## [Directions for this task]
Go through the records below and count every line containing "heading". Reply with the count alone.

Given data Start Marker

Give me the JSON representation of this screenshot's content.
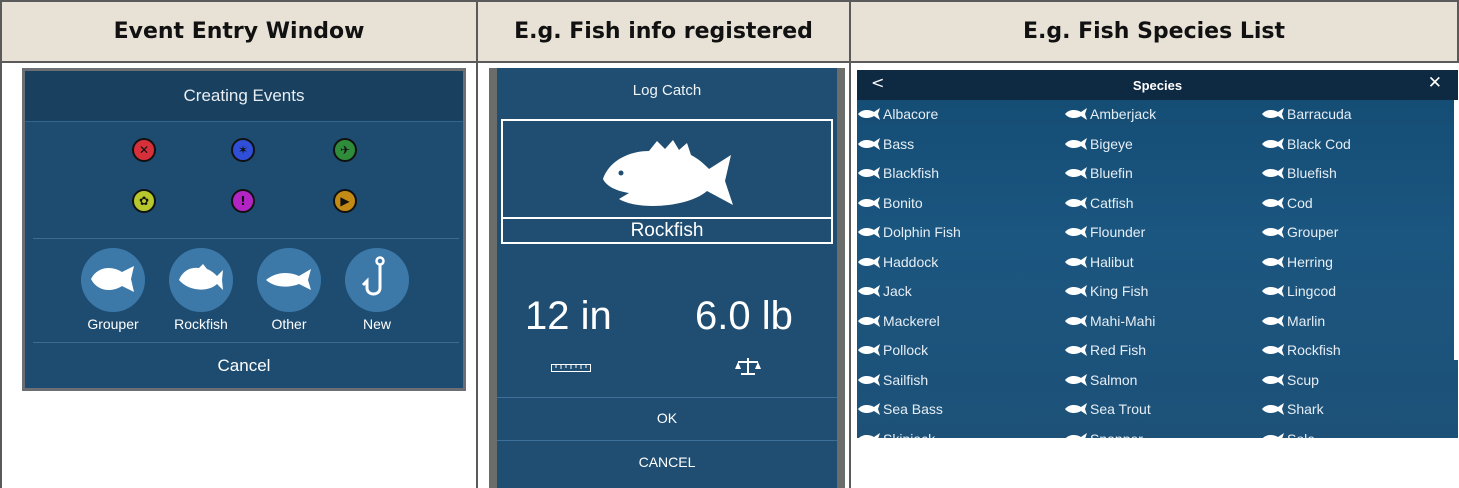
{
  "headers": [
    "Event Entry Window",
    "E.g. Fish info registered",
    "E.g. Fish Species List"
  ],
  "event_entry": {
    "title": "Creating Events",
    "event_icons": [
      {
        "name": "mark-icon",
        "color": "#d6303a",
        "glyph": "✕"
      },
      {
        "name": "flag-icon",
        "color": "#2f4fd8",
        "glyph": "✶"
      },
      {
        "name": "bird-icon",
        "color": "#2f8c3a",
        "glyph": "✈"
      },
      {
        "name": "crab-icon",
        "color": "#b7c82c",
        "glyph": "✿"
      },
      {
        "name": "alert-icon",
        "color": "#b324c4",
        "glyph": "!"
      },
      {
        "name": "play-icon",
        "color": "#c48a16",
        "glyph": "▶"
      }
    ],
    "quick_buttons": [
      "Grouper",
      "Rockfish",
      "Other",
      "New"
    ],
    "cancel_label": "Cancel"
  },
  "log_catch": {
    "title": "Log Catch",
    "fish_name": "Rockfish",
    "length": "12 in",
    "weight": "6.0 lb",
    "ok_label": "OK",
    "cancel_label": "CANCEL"
  },
  "species_list": {
    "title": "Species",
    "back_glyph": "<",
    "close_glyph": "✕",
    "columns": [
      [
        "Albacore",
        "Bass",
        "Blackfish",
        "Bonito",
        "Dolphin Fish",
        "Haddock",
        "Jack",
        "Mackerel",
        "Pollock",
        "Sailfish",
        "Sea Bass",
        "Skipjack"
      ],
      [
        "Amberjack",
        "Bigeye",
        "Bluefin",
        "Catfish",
        "Flounder",
        "Halibut",
        "King Fish",
        "Mahi-Mahi",
        "Red Fish",
        "Salmon",
        "Sea Trout",
        "Snapper"
      ],
      [
        "Barracuda",
        "Black Cod",
        "Bluefish",
        "Cod",
        "Grouper",
        "Herring",
        "Lingcod",
        "Marlin",
        "Rockfish",
        "Scup",
        "Shark",
        "Sole"
      ]
    ]
  }
}
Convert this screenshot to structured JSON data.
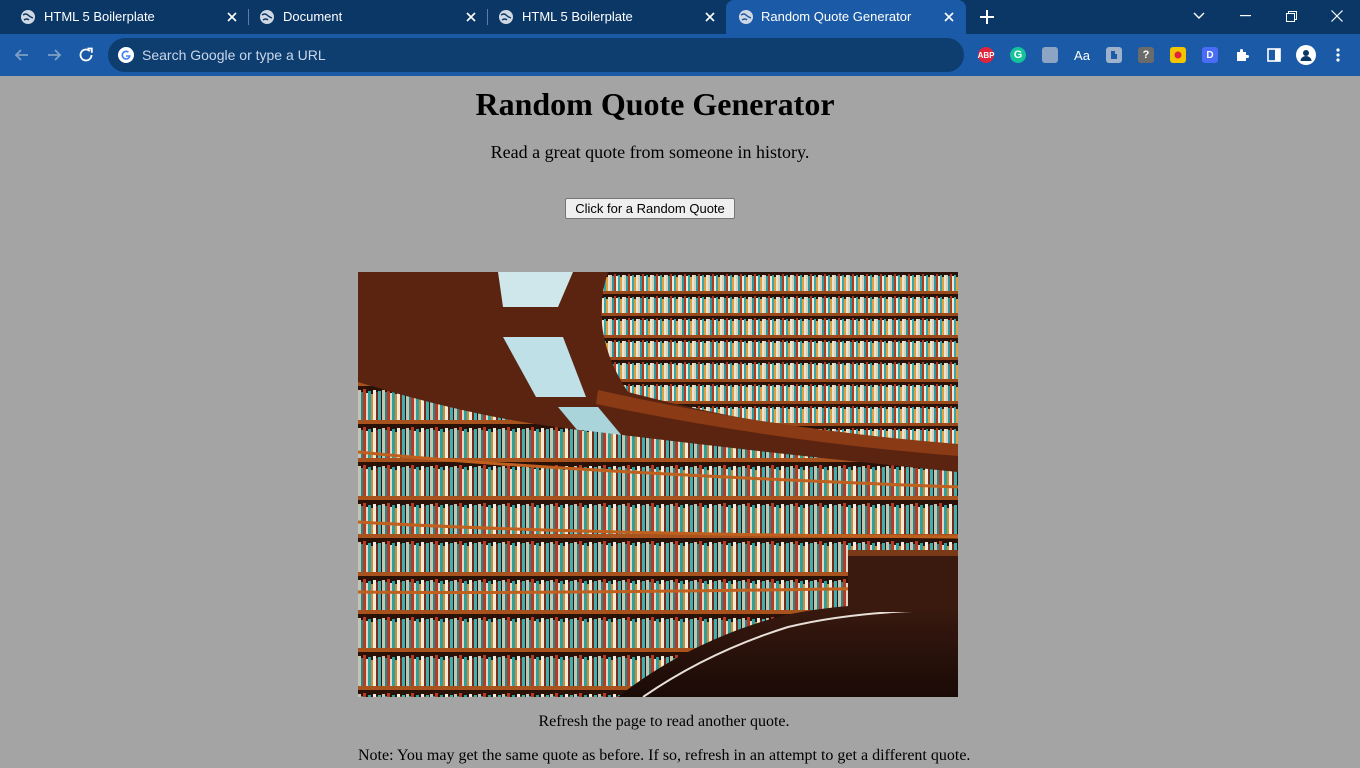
{
  "browser": {
    "tabs": [
      {
        "title": "HTML 5 Boilerplate",
        "active": false
      },
      {
        "title": "Document",
        "active": false
      },
      {
        "title": "HTML 5 Boilerplate",
        "active": false
      },
      {
        "title": "Random Quote Generator",
        "active": true
      }
    ],
    "omnibox": {
      "placeholder": "Search Google or type a URL"
    },
    "extensions": [
      {
        "name": "adblock-plus-icon",
        "label": "ABP",
        "color": "#e0243b"
      },
      {
        "name": "grammarly-icon",
        "label": "G",
        "color": "#15c39a"
      },
      {
        "name": "extension-square-icon",
        "label": "",
        "color": "#8ea4c4"
      },
      {
        "name": "font-aa-icon",
        "label": "Aa",
        "color": ""
      },
      {
        "name": "extension-puzzle-icon",
        "label": "",
        "color": "#9fb2cc"
      },
      {
        "name": "question-icon",
        "label": "?",
        "color": "#6b6b6b"
      },
      {
        "name": "extension-yellow-icon",
        "label": "",
        "color": "#f2c500"
      },
      {
        "name": "d-extension-icon",
        "label": "D",
        "color": "#4a6cf7"
      }
    ],
    "colors": {
      "tabstrip": "#0b3766",
      "toolbar": "#1a5aa6",
      "page_background": "#a4a4a4"
    }
  },
  "page": {
    "title": "Random Quote Generator",
    "subtitle": "Read a great quote from someone in history.",
    "button_label": "Click for a Random Quote",
    "image_subject": "library-bookshelves",
    "refresh_text": "Refresh the page to read another quote.",
    "note_text": "Note: You may get the same quote as before. If so, refresh in an attempt to get a different quote."
  }
}
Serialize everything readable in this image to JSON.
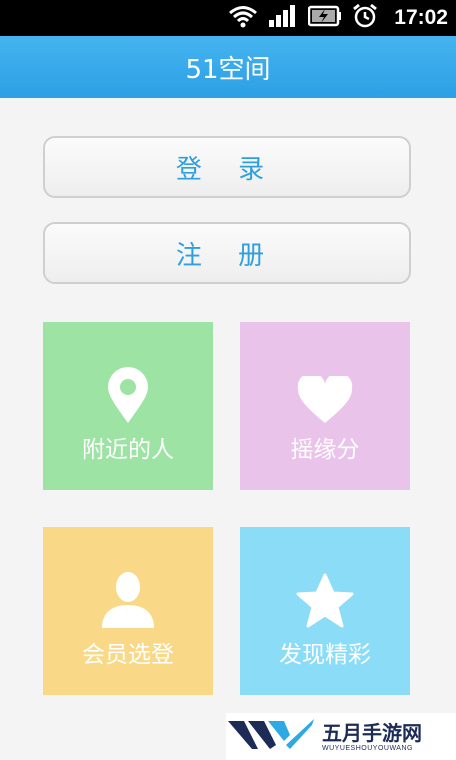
{
  "status_bar": {
    "time": "17:02"
  },
  "app": {
    "title": "51空间"
  },
  "buttons": {
    "login": "登 录",
    "register": "注 册"
  },
  "tiles": [
    {
      "label": "附近的人",
      "color": "#9de3a3",
      "icon": "location-pin-icon"
    },
    {
      "label": "摇缘分",
      "color": "#e9c3ea",
      "icon": "heart-icon"
    },
    {
      "label": "会员选登",
      "color": "#f9d987",
      "icon": "user-icon"
    },
    {
      "label": "发现精彩",
      "color": "#8bdcf7",
      "icon": "star-icon"
    }
  ],
  "watermark": {
    "name": "五月手游网",
    "domain": "WUYUESHOUYOUWANG"
  }
}
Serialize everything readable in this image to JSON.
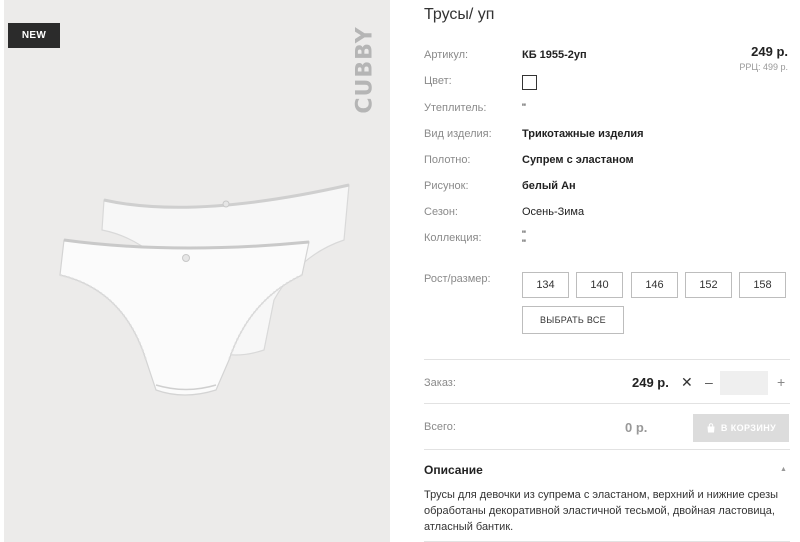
{
  "badge": {
    "new": "NEW"
  },
  "brand": "CUBBY",
  "product": {
    "title": "Трусы/ уп"
  },
  "attributes": [
    {
      "label": "Артикул:",
      "value": "КБ 1955-2уп"
    },
    {
      "label": "Цвет:",
      "value": ""
    },
    {
      "label": "Утеплитель:",
      "value": "\""
    },
    {
      "label": "Вид изделия:",
      "value": "Трикотажные изделия"
    },
    {
      "label": "Полотно:",
      "value": "Супрем с эластаном"
    },
    {
      "label": "Рисунок:",
      "value": "белый Ан"
    },
    {
      "label": "Сезон:",
      "value": "Осень-Зима"
    },
    {
      "label": "Коллекция:",
      "value": "\"\n\""
    }
  ],
  "price": {
    "main": "249 р.",
    "rrp": "РРЦ: 499 р."
  },
  "sizes": {
    "label": "Рост/размер:",
    "options": [
      "134",
      "140",
      "146",
      "152",
      "158"
    ],
    "select_all": "ВЫБРАТЬ ВСЕ"
  },
  "order": {
    "label": "Заказ:",
    "price": "249 р.",
    "quantity": ""
  },
  "total": {
    "label": "Всего:",
    "value": "0 р.",
    "cart_button": "В КОРЗИНУ"
  },
  "description": {
    "heading": "Описание",
    "text": "Трусы для девочки из супрема с эластаном, верхний и нижние срезы обработаны декоративной эластичной тесьмой, двойная ластовица, атласный бантик."
  },
  "colors": {
    "badge_bg": "#2b2b2b",
    "image_bg": "#ecebea",
    "cart_bg": "#dcdcdc",
    "qty_bg": "#efefef"
  }
}
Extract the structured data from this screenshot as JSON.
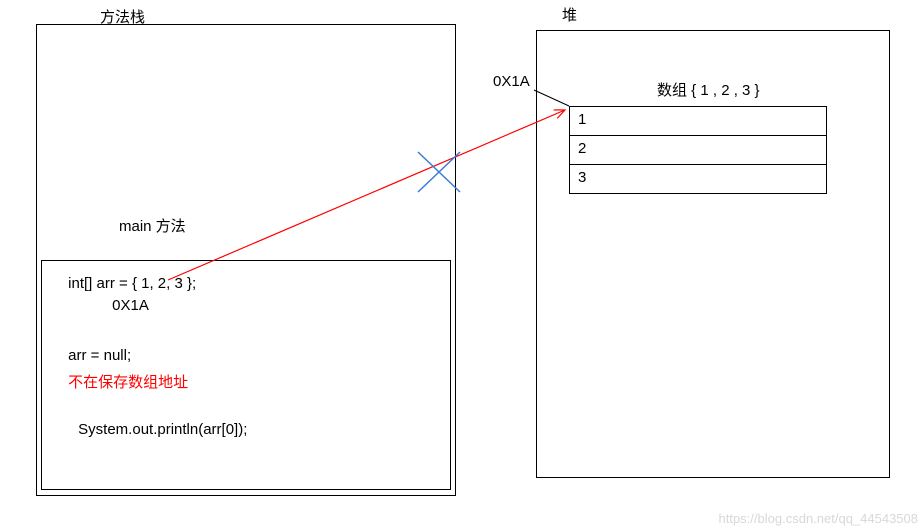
{
  "stack": {
    "title": "方法栈",
    "main_label": "main 方法",
    "code": {
      "decl": "int[] arr = { 1, 2, 3 };",
      "addr": "0X1A",
      "assign_null": "arr = null;",
      "note": "不在保存数组地址",
      "print": "System.out.println(arr[0]);"
    }
  },
  "heap": {
    "title": "堆",
    "addr_label": "0X1A",
    "array_label": "数组 { 1 , 2 , 3 }",
    "values": [
      "1",
      "2",
      "3"
    ]
  },
  "watermark": "https://blog.csdn.net/qq_44543508"
}
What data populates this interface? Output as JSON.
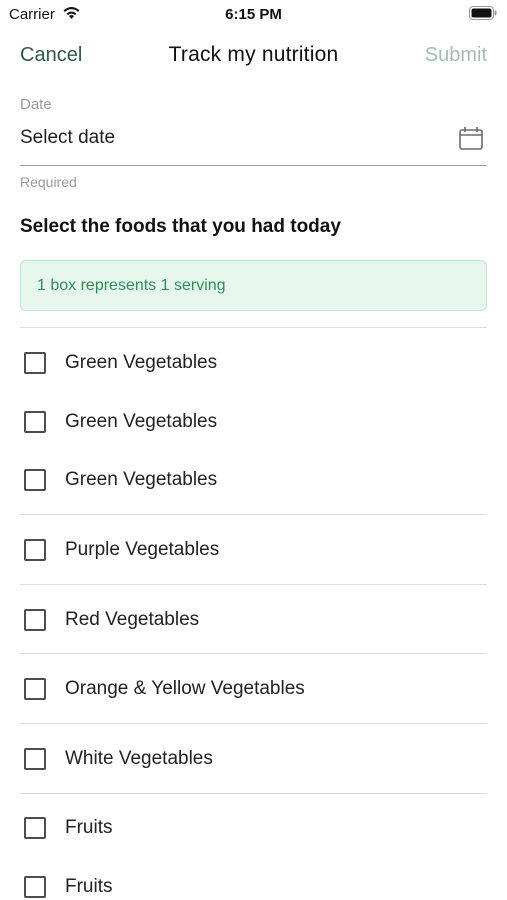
{
  "status_bar": {
    "carrier": "Carrier",
    "time": "6:15 PM",
    "icons": [
      "wifi-icon",
      "battery-icon"
    ]
  },
  "nav": {
    "cancel_label": "Cancel",
    "title": "Track my nutrition",
    "submit_label": "Submit"
  },
  "date": {
    "label": "Date",
    "placeholder": "Select date",
    "helper": "Required",
    "icon": "calendar-icon"
  },
  "section": {
    "heading": "Select the foods that you had today",
    "info": "1 box represents 1 serving"
  },
  "foods": [
    {
      "label": "Green Vegetables",
      "checked": false
    },
    {
      "label": "Green Vegetables",
      "checked": false
    },
    {
      "label": "Green Vegetables",
      "checked": false
    },
    {
      "label": "Purple Vegetables",
      "checked": false
    },
    {
      "label": "Red Vegetables",
      "checked": false
    },
    {
      "label": "Orange & Yellow Vegetables",
      "checked": false
    },
    {
      "label": "White Vegetables",
      "checked": false
    },
    {
      "label": "Fruits",
      "checked": false
    },
    {
      "label": "Fruits",
      "checked": false
    }
  ],
  "colors": {
    "accent": "#2e5a45",
    "submit_disabled": "#a5bdb1",
    "info_bg": "#e6f6ec",
    "info_text": "#2f8f5a"
  }
}
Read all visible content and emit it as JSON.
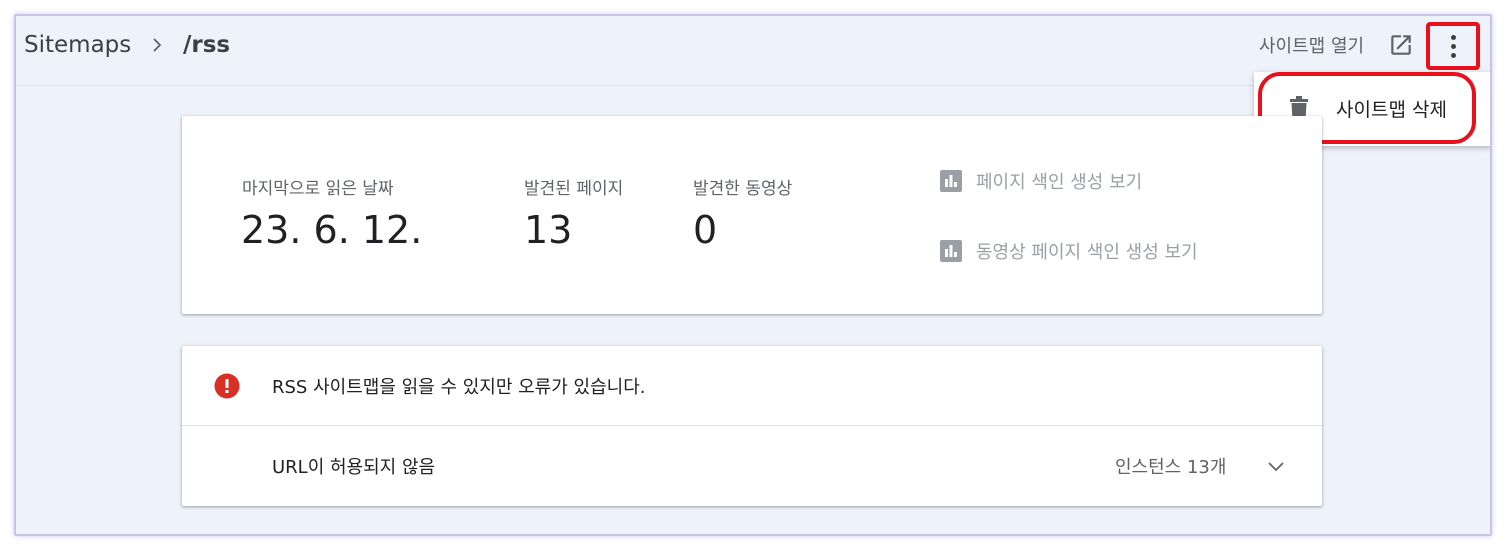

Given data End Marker

## [Answer to the exercise]
2